My friend Natalie said I had to read the Book Thief and it was a wonderful book accounting the life in Nazi Germany of a adopted girl who had hard luck worse than anyone I know through hiding a Jew and learning to read while facing what was going on in Nazi Germany. A wonderful book!
Bill Maher’s book I have to admit I bought for the cover…I like propaganda and that was a spoof on a very popular poster! The book is quite good; well thought out and in the typical Bill Maher style.
Graffiti L.A. is a very comprehensive history of Graffiti in L.A. Lots of wonderful pictures as well.
Found Magazine is awesome; my sister gave me this for Christmas. These books are just found letters and such that people send to this magazine and they publish them. I have submitted some stuff I’ve found to the magazine; but nothing has been published as of yet.
The Peppers book was great as it told the history of cultivation of Peppers, search for peppers roots and where they came from, modern pepper genetics, and how Tasbasco company was lame early on in defeating its competition with politics rather than other means.
Mike Nelson’s Colorado Weather Almanac is an absolute must read for anyone interested in weather, especially Colorado weather. After reading the book you can understand how the weather guys often get the weather forecast completely wrong!
Tornadoes of the United States by Snowden D Flora is from 1958 (2nd printing) and is a great look at Tornadoes back when we knew nearly nothing about them. Great statistics and information about outbreaks in the first half of the 20th century. I’m currently reading his book Hail Storms of the United States.
Cloud Study is a neat old book reprinted in 1960 that talks about clouds and their formation. This has some great older photos and is a fun read.
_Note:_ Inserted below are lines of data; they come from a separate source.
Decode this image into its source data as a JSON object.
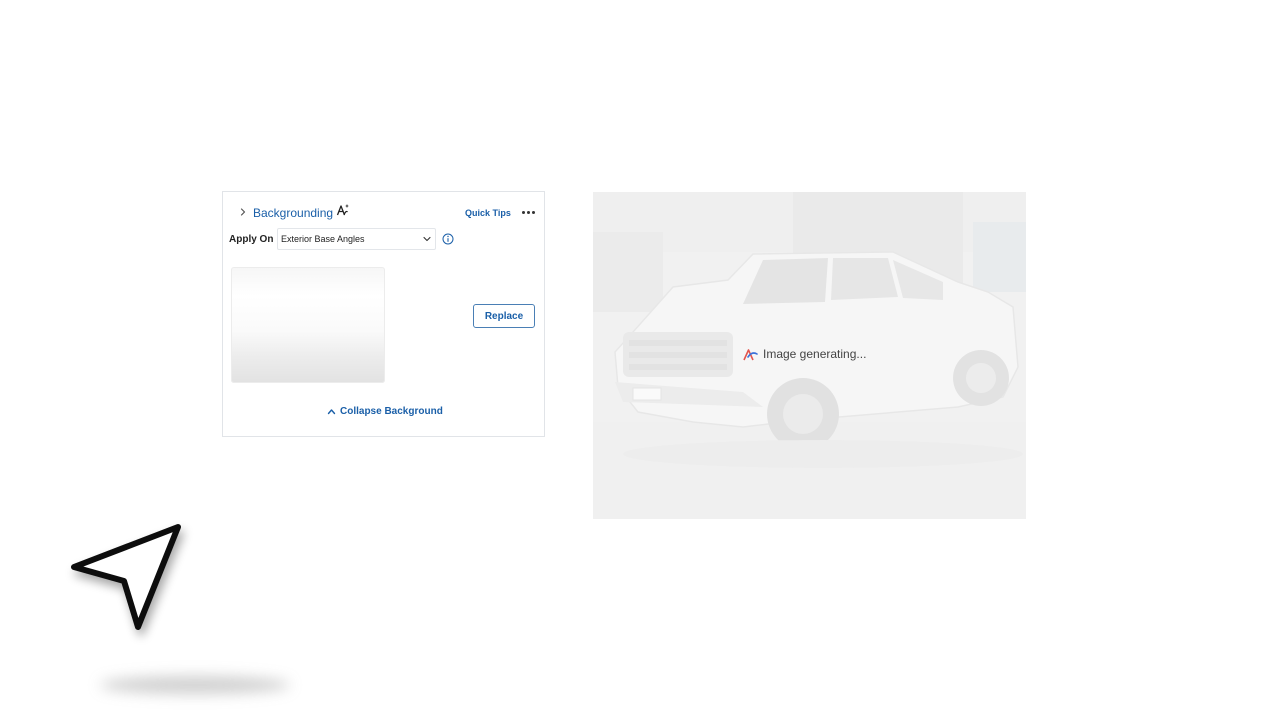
{
  "panel": {
    "title": "Backgrounding",
    "quick_tips": "Quick Tips",
    "apply_label": "Apply On",
    "apply_value": "Exterior Base Angles",
    "replace_label": "Replace",
    "collapse_label": "Collapse Background"
  },
  "preview": {
    "status_text": "Image generating..."
  },
  "colors": {
    "accent": "#1a5fa8",
    "border": "#e1e4e8"
  },
  "icons": {
    "expand": "chevron-right-icon",
    "ai": "ai-sparkle-icon",
    "more": "more-horizontal-icon",
    "info": "info-icon",
    "collapse": "caret-up-icon",
    "cursor": "pointer-arrow-icon"
  }
}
Weather is an awesome coffee table book; I bought this at the National Storm Chaser Conference back in 2009 with the Hunt for the Red Sprite DVD. Adventures in Tornado Alley has wonderful pictures from Nebraska storm chaser Mike Hollingshead and is the UK version (Hardback was not available here in the US). Jim Reed’s book is also great and full of wonderful photographs.
Nancy Mathis book has a lot of information about tornado research pioneer Ted Fujita and details the F5 Moore OK tornado from May 3, 1999.
Between my dad and myself we were able to pick up many rockhounding books, a couple had several editions. It was nice to read the older editions as there sometimes was information available that was not available in the newer editions. The best guide of the lot was Voynicks Rockhounding Colorado, although I enjoyed all of them.
Kirk Johnson’s book Cruisin’ the Fossil Freeway was a great book joining him on a “road trip” around the high plains in search of fossils. Great illustrations too.
I read several other mining and colorado rock books but don’t remember the names; I believe my dad has these so perhaps someday I’ll add them to the list.
Analog Days was a wonderful book taking a look at the early days of Robert Moog and the invention of his synthesizer. It followed the business describing the other companies and competition and gave an overall wonderful history of the evolution of Analog Synthesizers.
Theremin was an incredible book detailing the life of a Russian spy masked by very early electronic music! A must read for anyone interested in propaganda and electronic music!
The Cabaret Voltaire and Siouxsie biographies were a great look into the early days of these influential bands in the late 70′s England!
I was introduced to Freddy Fresh on his record label Analog Records. This was harder edged analog acid techno from the early 90s! He was an avid collector (like me) of analog synthesizers and modulars and I loved his work. I didn’t realize until reading through this guide that he was so versed in early hip-hop/rap music. Definitely a cool guide to records that started the genre.
That’s about it; and that’s a bunch of books; especially for me!